» What is required:
When the word "flip" appears in a line of the data below, list that line.

(Extracted records)

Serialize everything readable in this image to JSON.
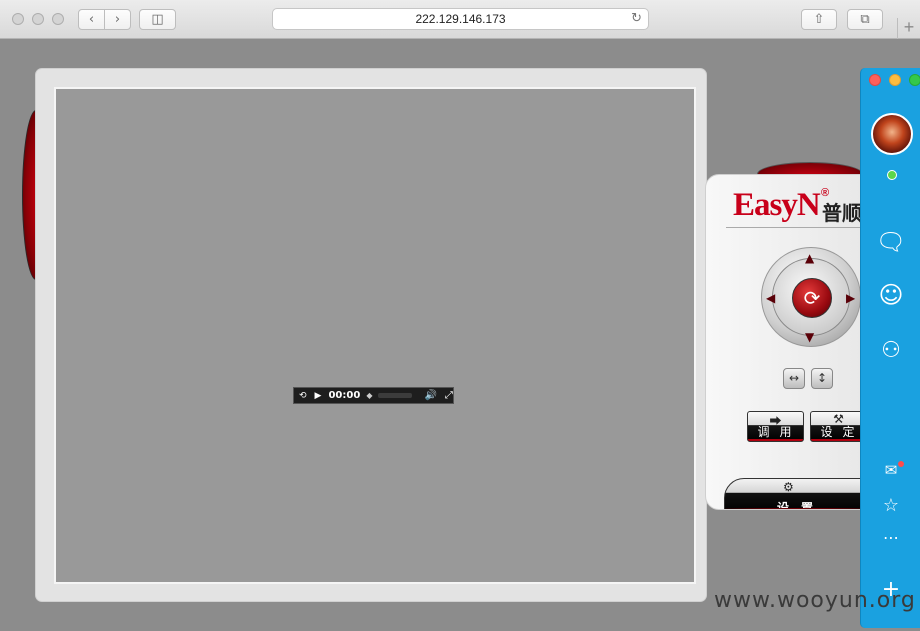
{
  "browser": {
    "address": "222.129.146.173",
    "back_icon": "chevron-left-icon",
    "forward_icon": "chevron-right-icon",
    "sidebar_icon": "sidebar-icon",
    "reload_icon": "reload-icon",
    "share_icon": "share-icon",
    "tabs_icon": "tabs-icon",
    "new_tab_icon": "plus-icon"
  },
  "player": {
    "time": "00:00",
    "replay_icon": "replay-30-icon",
    "play_icon": "play-icon",
    "volume_icon": "volume-icon",
    "fullscreen_icon": "fullscreen-icon"
  },
  "ptz": {
    "brand": "EasyN",
    "brand_reg": "®",
    "brand_cn": "普顺",
    "center_icon": "rotate-icon",
    "h_mirror_icon": "horizontal-flip-icon",
    "v_flip_icon": "vertical-flip-icon",
    "recall_label": "调用",
    "set_label": "设定",
    "settings_label": "设置",
    "colors": {
      "accent": "#c8001a"
    }
  },
  "chat": {
    "sidebar_color": "#1aa1e0",
    "icons": [
      "message-icon",
      "contact-icon",
      "group-icon",
      "mail-icon",
      "star-icon",
      "more-icon",
      "add-icon"
    ]
  },
  "watermark": "www.wooyun.org"
}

» The answer:
    "h_mirror_icon": "horizontal-flip-icon",
    "v_flip_icon": "vertical-flip-icon",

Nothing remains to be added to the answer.